Test for leaks as mentioned above…no leak, I would sand down to the depth of cracked gel, reapply gel or a layer of g-flex, sand, then color match…

I would highly recommend not using the boat until you fix the surface coat. If the crack does extend into the fabric and if it is Kevlar, you do not want to expose that to water, because it can wick the water into the fabric beyond the damaged area. If that occurs, it might require some additional steps to dry it out.

You might as well resolve yourself to learning how to make these repairs, because no matter how careful you are, crap happens. It is a very reassuring feeling to know that you can fix it and make it look like new.

You believe the Kevlar wicking myth??

jackl, you should re-read the original
post- the OP said the neighbor had a plastic kiddie pool, not that his kayak was plastic. Just sayin’.

I did reread it, and the OP said:
“I would rather not hear that now I have a thousand dollars worth of scrap plastic”

Who had the senior moment- You or me ?

Jack L

there’s no fixing
a fallen souffle!

definitely me!
Sorry about that.

Some good input here and much less childish condescending cr*p than I feared.

I’ll take a look at those tutorials, and decide whether this is a self-fix (I’m reasonably handy) or I need professional help.

To repeat, looking inside, I saw no evidence of a crack. However, I don’t want to be in denial on this and just see what I want to see.

Long term, I need a lower trailer or a taller wife – stay turned.

Don’t overthink “plastic”; to me, the resin used in fiberglass and similar construction is “plastic” even if not ABS or poly.

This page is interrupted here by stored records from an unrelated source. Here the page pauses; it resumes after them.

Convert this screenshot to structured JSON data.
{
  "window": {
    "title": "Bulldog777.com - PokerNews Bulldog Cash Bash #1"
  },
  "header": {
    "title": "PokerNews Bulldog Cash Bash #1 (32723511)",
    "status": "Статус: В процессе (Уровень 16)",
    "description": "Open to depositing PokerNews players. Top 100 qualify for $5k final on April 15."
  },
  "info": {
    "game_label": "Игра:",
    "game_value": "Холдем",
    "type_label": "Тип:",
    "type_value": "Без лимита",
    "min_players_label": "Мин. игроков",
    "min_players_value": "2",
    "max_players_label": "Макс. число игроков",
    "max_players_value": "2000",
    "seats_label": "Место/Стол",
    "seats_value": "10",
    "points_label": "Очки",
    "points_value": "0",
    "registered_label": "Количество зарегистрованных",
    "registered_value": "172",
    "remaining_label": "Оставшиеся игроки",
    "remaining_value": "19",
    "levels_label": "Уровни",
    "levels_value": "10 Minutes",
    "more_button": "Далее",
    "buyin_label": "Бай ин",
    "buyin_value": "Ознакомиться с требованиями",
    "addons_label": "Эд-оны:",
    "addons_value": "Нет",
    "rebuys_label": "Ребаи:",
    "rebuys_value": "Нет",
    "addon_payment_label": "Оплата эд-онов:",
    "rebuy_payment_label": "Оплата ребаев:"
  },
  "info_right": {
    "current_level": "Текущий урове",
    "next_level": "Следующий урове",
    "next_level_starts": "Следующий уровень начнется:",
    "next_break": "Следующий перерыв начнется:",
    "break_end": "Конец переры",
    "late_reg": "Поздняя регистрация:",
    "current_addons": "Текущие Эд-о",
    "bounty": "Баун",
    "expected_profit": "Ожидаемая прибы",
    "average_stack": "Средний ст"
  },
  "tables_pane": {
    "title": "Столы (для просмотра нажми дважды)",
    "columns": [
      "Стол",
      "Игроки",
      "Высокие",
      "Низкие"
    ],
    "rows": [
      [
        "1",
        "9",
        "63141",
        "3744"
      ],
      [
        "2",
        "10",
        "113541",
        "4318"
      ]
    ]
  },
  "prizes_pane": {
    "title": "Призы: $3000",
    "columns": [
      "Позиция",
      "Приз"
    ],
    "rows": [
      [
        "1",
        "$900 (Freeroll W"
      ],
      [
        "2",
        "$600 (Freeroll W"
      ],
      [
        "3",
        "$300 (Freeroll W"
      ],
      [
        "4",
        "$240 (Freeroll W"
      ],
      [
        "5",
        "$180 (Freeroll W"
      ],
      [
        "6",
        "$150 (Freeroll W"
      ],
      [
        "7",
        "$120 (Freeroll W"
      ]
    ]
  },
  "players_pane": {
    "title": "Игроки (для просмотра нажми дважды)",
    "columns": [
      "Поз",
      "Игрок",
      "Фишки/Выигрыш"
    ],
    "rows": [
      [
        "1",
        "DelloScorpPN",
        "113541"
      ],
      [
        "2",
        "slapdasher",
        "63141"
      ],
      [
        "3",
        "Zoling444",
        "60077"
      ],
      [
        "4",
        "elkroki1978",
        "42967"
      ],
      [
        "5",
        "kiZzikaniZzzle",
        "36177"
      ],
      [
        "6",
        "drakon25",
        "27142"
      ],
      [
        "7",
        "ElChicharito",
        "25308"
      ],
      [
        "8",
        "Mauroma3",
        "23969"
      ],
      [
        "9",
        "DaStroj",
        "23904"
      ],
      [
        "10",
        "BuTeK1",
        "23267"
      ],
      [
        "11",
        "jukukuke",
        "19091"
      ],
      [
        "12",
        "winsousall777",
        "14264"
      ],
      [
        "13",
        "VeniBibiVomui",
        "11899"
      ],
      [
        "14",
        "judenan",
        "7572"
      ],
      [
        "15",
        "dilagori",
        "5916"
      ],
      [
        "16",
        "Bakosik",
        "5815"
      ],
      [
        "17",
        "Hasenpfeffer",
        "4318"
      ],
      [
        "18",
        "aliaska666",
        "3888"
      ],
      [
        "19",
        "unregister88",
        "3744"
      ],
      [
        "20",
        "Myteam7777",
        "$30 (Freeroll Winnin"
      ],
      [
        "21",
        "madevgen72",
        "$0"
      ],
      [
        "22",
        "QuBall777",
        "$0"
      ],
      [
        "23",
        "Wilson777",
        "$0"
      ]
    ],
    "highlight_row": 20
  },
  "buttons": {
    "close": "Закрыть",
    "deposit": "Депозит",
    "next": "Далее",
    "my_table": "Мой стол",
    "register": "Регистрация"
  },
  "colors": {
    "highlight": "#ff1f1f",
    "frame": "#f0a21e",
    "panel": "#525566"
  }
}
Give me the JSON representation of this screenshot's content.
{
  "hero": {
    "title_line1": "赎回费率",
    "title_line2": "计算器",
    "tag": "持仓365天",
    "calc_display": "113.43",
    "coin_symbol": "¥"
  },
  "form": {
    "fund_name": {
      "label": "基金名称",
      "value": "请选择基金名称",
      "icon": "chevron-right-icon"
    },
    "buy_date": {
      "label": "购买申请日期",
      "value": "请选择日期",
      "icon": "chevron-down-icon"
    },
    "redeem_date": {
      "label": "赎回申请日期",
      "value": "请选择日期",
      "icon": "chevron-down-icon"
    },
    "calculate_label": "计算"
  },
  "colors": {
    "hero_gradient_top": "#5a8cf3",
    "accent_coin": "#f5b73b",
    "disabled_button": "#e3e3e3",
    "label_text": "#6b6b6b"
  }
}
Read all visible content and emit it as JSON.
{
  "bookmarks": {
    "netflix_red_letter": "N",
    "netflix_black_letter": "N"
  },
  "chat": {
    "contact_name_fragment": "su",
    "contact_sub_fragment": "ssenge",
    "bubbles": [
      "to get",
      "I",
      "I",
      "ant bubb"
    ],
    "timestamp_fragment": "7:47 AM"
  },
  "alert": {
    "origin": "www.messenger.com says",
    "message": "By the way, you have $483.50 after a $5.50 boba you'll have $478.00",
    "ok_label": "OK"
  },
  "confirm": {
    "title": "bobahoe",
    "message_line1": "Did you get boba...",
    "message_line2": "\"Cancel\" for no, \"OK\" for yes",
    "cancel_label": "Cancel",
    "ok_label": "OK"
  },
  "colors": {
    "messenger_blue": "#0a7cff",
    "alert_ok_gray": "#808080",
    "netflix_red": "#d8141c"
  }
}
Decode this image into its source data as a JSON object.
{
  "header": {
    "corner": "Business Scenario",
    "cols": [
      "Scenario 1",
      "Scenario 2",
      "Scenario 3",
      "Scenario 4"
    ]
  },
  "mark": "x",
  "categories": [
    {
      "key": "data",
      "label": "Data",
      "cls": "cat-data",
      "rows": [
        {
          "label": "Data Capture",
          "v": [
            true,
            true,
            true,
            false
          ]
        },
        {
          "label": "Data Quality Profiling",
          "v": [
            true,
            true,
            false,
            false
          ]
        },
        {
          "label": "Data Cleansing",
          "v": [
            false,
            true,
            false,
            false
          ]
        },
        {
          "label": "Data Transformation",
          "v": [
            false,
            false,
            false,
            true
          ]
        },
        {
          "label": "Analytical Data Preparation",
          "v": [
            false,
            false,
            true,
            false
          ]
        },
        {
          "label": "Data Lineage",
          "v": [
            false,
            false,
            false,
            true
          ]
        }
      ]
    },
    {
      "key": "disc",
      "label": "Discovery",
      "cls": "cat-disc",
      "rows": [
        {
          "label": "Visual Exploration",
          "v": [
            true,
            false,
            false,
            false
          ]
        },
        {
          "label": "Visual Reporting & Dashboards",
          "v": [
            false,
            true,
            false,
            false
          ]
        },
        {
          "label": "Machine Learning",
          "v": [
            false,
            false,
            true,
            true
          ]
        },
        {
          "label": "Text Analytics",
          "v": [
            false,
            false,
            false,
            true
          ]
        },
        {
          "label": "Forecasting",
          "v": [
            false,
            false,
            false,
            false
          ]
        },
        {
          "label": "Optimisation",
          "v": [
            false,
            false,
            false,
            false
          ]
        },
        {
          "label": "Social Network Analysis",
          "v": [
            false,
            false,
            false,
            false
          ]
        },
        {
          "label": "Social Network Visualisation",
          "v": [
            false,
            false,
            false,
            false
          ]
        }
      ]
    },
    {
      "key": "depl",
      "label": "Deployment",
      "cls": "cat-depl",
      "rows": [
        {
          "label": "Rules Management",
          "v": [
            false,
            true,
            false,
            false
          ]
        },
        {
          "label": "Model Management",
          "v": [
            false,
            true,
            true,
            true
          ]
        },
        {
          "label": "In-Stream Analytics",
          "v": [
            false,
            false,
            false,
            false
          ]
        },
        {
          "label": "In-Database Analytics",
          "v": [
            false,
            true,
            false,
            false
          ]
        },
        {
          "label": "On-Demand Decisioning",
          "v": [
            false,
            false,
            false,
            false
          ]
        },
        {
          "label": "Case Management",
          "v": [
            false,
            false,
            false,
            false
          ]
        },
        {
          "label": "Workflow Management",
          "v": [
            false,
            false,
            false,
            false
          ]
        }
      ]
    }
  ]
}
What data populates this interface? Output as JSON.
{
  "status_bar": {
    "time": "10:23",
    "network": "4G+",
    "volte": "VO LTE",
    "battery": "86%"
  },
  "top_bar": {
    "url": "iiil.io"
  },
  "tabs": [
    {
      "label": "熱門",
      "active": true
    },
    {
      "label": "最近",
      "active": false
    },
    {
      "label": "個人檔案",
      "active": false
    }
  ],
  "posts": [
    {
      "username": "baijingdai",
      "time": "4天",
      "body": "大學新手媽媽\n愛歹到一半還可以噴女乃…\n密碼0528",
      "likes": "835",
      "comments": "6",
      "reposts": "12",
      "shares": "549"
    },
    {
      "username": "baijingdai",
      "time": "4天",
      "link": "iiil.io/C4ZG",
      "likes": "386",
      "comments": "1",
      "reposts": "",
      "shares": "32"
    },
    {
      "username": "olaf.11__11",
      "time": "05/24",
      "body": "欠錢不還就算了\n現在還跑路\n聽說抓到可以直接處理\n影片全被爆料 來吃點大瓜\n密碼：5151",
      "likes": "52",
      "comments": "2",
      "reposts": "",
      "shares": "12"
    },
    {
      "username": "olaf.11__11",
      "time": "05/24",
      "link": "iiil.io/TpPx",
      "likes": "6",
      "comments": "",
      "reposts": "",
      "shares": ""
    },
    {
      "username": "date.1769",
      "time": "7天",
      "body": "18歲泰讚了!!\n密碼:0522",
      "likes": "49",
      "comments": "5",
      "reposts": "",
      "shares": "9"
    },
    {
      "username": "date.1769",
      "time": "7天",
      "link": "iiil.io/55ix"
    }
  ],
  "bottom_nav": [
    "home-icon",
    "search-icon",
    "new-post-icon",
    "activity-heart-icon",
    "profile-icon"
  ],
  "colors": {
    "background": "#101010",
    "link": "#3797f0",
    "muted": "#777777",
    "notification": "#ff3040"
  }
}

If I had to cut it up into small enough pieces for the garbage man to haul away, it wouldn’t matter what the material is, does it.

no, but it sure matters
to people who are trying to help you evaluate repair online whether it’s plastic, fiberglass, or kevlar.

They don’t call tandems "divorce yaks"
for nothing…

inspect and
gel coat…inspect and gelcoat …

I second Grayhawks suggestion,
after it’s been repaired. I’ve had a Hullavator for many years and as a shorty, and senior at that, I highly recommend one.

A bit costly? Yes, but it’s more than paid me back by allowing me to get it off the car, on the water easier, quicker, without a struggle and able to enjoy my outing. IMO, piece of cake compared to the ‘lift up over your head’ style!!

…is on my Possibilties List. I spoke to my wife last night and basically, we cannot stay at status quo; she’s upset, thinks it her fault, when it was me that put her in an impossible situation.

On top of a $$$$ kayak, and right behind that a $$$$ utility trailer (needed for other purposes), and a $$$$ custom-made rack to put the boat ON the trailer, until now the idea of a $$$$ Hullivator put me into “haven’t I spent enough?” mode. Now, it all depends on what it cost to fix the boat. Doh!

Also, looked on-line briefly yesterday at kayak trailers , which would solve other problems, like the (ahem) “lively” ride of the rather stiffly sprung trailer, which cannot be good for the boat. Moreover, it’s unnerving to look up and see the nose of the boat directly above and behind my head while towing (vehicle is a Honda S2000 roaster, top-down you certainly cannot ignore the boat’s presence). Alas, we only have 1/2-acre, plenty of landscaping, would need a place to store yet another trailer. But it would cut the “lift height” by (WAG) half.